There's a story behind the fried chicken. Basically it's my grandmother's mother's recipe and it always had oats in it, but I believe they started adding stale crumbs and crackers to stretch the flour out because flour was scarce for awhile, so they would grind up stale nuts and oats and whatever cereals were left over and add that to chicken. Through the generations everybody added something to it and then it reached me and I made my interpretation and made the Sock-it-to-me-fried-chicken.

You're just back from London. What were you doing?

I did a Tiger Beer party; it was in Notting Hill and I cooked for like 300 people. The following weekend I did a pop-up fried chicken taco stand because I'm launching one in LA. So I launched the party in London.

So you'll have a regular fried chicken taco truck?

No, you have to call a hotline to know where it is. That's been our MO since like 2000-2001, when I started. You had to know me or know someone close to me to get in the party.

Why do you tie food and music together?

One side of my family is culinary genius and the other side is music genius. I grew up learning how to play the piano the drums and flute and it was mandatory, and it was also mandatory that I learn how to cook. My granddad is Jimmy Forrest and he wrote a track called "Night Train." This whole Dante Fried Chicken movement is an amalgamation of everything that has gone on in my life, but it's also about passion.

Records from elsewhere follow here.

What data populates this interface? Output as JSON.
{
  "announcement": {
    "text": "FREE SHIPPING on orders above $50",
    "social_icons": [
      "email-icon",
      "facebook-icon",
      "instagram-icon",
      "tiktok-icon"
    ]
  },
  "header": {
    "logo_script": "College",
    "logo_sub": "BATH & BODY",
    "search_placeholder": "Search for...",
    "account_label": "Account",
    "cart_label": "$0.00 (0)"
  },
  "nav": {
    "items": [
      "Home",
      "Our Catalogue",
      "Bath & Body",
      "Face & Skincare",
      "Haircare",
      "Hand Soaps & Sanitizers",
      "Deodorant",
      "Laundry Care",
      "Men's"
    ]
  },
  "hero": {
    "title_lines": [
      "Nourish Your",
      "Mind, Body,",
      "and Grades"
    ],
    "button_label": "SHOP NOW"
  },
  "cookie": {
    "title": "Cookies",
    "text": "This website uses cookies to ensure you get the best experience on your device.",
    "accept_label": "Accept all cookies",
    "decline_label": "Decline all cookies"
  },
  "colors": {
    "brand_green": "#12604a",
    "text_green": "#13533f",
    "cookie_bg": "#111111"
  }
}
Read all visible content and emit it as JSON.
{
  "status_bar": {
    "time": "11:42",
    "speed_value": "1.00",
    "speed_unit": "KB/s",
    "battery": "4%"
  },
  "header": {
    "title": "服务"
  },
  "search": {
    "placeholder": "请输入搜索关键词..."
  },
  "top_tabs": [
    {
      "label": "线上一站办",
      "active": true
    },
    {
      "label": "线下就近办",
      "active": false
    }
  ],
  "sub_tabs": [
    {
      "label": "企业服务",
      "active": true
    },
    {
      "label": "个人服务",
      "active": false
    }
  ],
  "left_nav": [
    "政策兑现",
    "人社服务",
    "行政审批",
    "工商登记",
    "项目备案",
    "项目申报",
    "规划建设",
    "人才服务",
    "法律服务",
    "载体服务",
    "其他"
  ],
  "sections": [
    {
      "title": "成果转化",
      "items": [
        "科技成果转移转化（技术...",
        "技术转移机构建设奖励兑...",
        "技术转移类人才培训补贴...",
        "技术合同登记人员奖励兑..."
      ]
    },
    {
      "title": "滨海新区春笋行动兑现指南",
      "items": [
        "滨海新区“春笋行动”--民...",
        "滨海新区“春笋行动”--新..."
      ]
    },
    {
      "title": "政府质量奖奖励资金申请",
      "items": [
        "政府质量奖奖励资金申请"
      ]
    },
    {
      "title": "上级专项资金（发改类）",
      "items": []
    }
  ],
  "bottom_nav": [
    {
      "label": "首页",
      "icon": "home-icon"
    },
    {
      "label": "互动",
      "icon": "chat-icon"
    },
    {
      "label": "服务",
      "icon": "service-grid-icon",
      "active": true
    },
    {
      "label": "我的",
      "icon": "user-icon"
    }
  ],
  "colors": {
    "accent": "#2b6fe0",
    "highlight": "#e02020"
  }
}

What's the story with the fried chicken taco? Which sounds delicious, by the way.

Someone at the Ride or Fry truck in LA gave me the idea. At first I was against it. I make these black sesame homemade tortillas and I put blueberry Guinness brisket and top it with a coconut almond slaw. It's not a real taco I guess, but everyone went crazy for it. And someone came up to the truck and said I want a fried chicken taco and I was like naw, we don't do that. And he left, and then I made one and it was phenomenal. It was crazy.

Did you give the guy who first asked for it one?

He left before I made it. I've never seen him again! If I see him again he's hooked up for life.

Watch Dante on a Cooking Channel segment from Food(ography):